Homicides are more common in childhood gun deaths in California than in the rest of the U.S., according to new data published by Everytown, a nonprofit that advocates for reducing gun violence.
About 76 percent of gun deaths among children and teenagers in California are homicides, compared to 58 percent nationally, according to the data, published Thursday. An average of 246 children and teens die from guns in California each year, according to the data.
Everytown, which advocates for stronger background checks, red flag laws and other gun control measures, included the stat in an overview of gun violence in California. The group posted similar data for every state on a new website and database titled EveryStat.
In some ways, the report showed California bucked a national trend of rising gun violence.
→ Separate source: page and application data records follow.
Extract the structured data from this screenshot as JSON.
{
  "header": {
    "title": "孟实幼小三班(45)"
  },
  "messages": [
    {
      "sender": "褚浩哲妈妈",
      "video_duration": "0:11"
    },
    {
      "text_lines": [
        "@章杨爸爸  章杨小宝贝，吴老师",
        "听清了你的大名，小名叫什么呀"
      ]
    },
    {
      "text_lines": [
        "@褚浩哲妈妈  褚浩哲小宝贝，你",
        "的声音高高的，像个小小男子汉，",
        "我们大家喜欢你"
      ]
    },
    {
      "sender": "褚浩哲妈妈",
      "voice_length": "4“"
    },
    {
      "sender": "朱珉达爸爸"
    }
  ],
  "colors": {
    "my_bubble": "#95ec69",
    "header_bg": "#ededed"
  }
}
Gun deaths dropped 8 percent in California from 2008 to 2017, compared to a 17 percent increase nationally.
And the report showed California’s rate of gun deaths, 7.7 per 100,000 people, is the sixth-lowest in the nation.
“It’s encouraging that overall, gun violence is decreasing in California while it increases in the rest of the country,” Sarah Burd-Sharps, the group’s director of research, said in an emailed statement. “However, the disproportionate impact of gun homicide on black Californians underscores the continued importance of the California Violence Intervention Program, which supports community-based violence intervention programs that apply a localized approach to address gun violence in California’s hardest-hit neighborhoods.”
Firearms are the second leading cause of death among children and teens in both California and the US, trailing motor vehicle traffic, according to the report.
Among the group’s other California findings:
▪ Black children and teens are seven times as likely as white children to die by a gun.
▪ White people are three times more likely than black people to kill themselves with a gun in California, while black people are 10 times more likely than white people to die by gun homicide.
▪ From 2013 to 2017, 289 women were fatally shot by an intimate partner in California.